TASK DESCRIPTION
Please print every record below exactly as it appears.
SOURCE DATA: Begin
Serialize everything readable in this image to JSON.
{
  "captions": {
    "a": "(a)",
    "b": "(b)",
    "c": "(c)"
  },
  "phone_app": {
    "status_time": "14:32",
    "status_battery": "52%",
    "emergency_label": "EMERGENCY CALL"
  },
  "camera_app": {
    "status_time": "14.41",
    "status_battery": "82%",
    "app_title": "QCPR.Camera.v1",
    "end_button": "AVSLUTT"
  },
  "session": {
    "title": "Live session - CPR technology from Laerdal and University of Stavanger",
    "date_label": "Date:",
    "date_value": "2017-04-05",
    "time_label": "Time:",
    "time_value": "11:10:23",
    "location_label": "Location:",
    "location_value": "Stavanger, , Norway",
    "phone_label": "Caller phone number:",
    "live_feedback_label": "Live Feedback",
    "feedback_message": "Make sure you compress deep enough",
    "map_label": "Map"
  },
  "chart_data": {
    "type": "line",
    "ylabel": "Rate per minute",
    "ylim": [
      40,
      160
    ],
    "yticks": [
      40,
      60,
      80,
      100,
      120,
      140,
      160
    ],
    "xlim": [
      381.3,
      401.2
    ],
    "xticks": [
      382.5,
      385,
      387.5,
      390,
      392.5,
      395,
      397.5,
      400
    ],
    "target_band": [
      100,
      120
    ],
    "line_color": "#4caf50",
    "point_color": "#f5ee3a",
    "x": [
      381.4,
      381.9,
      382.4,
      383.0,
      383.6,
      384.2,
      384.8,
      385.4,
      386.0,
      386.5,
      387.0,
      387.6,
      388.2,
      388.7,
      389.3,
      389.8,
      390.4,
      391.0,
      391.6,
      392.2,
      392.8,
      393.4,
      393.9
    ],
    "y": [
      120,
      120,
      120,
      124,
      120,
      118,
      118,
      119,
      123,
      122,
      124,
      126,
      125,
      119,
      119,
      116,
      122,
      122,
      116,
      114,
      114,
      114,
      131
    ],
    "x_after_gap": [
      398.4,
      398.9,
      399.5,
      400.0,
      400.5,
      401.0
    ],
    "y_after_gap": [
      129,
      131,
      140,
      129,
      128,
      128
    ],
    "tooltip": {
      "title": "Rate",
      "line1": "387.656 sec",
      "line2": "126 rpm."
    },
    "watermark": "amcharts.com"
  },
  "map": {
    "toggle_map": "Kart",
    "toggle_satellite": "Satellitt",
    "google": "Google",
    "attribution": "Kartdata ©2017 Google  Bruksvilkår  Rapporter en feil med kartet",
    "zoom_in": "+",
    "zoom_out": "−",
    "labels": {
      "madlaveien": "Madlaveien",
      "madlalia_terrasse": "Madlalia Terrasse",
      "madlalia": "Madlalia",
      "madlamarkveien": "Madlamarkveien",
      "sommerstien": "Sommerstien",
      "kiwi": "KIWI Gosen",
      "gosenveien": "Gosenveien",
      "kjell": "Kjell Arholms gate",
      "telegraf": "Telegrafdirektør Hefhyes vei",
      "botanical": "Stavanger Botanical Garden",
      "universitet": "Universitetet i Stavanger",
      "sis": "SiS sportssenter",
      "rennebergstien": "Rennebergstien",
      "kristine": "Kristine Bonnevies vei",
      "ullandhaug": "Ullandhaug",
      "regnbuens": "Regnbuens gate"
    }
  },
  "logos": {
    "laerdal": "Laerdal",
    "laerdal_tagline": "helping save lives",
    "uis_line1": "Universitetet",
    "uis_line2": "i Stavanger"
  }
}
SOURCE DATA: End
ANSWER
Serialize everything readable in this image to JSON.
{
  "captions": {
    "a": "(a)",
    "b": "(b)",
    "c": "(c)"
  },
  "phone_app": {
    "status_time": "14:32",
    "status_battery": "52%",
    "emergency_label": "EMERGENCY CALL"
  },
  "camera_app": {
    "status_time": "14.41",
    "status_battery": "82%",
    "app_title": "QCPR.Camera.v1",
    "end_button": "AVSLUTT"
  },
  "session": {
    "title": "Live session - CPR technology from Laerdal and University of Stavanger",
    "date_label": "Date:",
    "date_value": "2017-04-05",
    "time_label": "Time:",
    "time_value": "11:10:23",
    "location_label": "Location:",
    "location_value": "Stavanger, , Norway",
    "phone_label": "Caller phone number:",
    "live_feedback_label": "Live Feedback",
    "feedback_message": "Make sure you compress deep enough",
    "map_label": "Map"
  },
  "chart_data": {
    "type": "line",
    "ylabel": "Rate per minute",
    "ylim": [
      40,
      160
    ],
    "yticks": [
      40,
      60,
      80,
      100,
      120,
      140,
      160
    ],
    "xlim": [
      381.3,
      401.2
    ],
    "xticks": [
      382.5,
      385,
      387.5,
      390,
      392.5,
      395,
      397.5,
      400
    ],
    "target_band": [
      100,
      120
    ],
    "line_color": "#4caf50",
    "point_color": "#f5ee3a",
    "x": [
      381.4,
      381.9,
      382.4,
      383.0,
      383.6,
      384.2,
      384.8,
      385.4,
      386.0,
      386.5,
      387.0,
      387.6,
      388.2,
      388.7,
      389.3,
      389.8,
      390.4,
      391.0,
      391.6,
      392.2,
      392.8,
      393.4,
      393.9
    ],
    "y": [
      120,
      120,
      120,
      124,
      120,
      118,
      118,
      119,
      123,
      122,
      124,
      126,
      125,
      119,
      119,
      116,
      122,
      122,
      116,
      114,
      114,
      114,
      131
    ],
    "x_after_gap": [
      398.4,
      398.9,
      399.5,
      400.0,
      400.5,
      401.0
    ],
    "y_after_gap": [
      129,
      131,
      140,
      129,
      128,
      128
    ],
    "tooltip": {
      "title": "Rate",
      "line1": "387.656 sec",
      "line2": "126 rpm."
    },
    "watermark": "amcharts.com"
  },
  "map": {
    "toggle_map": "Kart",
    "toggle_satellite": "Satellitt",
    "google": "Google",
    "attribution": "Kartdata ©2017 Google  Bruksvilkår  Rapporter en feil med kartet",
    "zoom_in": "+",
    "zoom_out": "−",
    "labels": {
      "madlaveien": "Madlaveien",
      "madlalia_terrasse": "Madlalia Terrasse",
      "madlalia": "Madlalia",
      "madlamarkveien": "Madlamarkveien",
      "sommerstien": "Sommerstien",
      "kiwi": "KIWI Gosen",
      "gosenveien": "Gosenveien",
      "kjell": "Kjell Arholms gate",
      "telegraf": "Telegrafdirektør Hefhyes vei",
      "botanical": "Stavanger Botanical Garden",
      "universitet": "Universitetet i Stavanger",
      "sis": "SiS sportssenter",
      "rennebergstien": "Rennebergstien",
      "kristine": "Kristine Bonnevies vei",
      "ullandhaug": "Ullandhaug",
      "regnbuens": "Regnbuens gate"
    }
  },
  "logos": {
    "laerdal": "Laerdal",
    "laerdal_tagline": "helping save lives",
    "uis_line1": "Universitetet",
    "uis_line2": "i Stavanger"
  }
}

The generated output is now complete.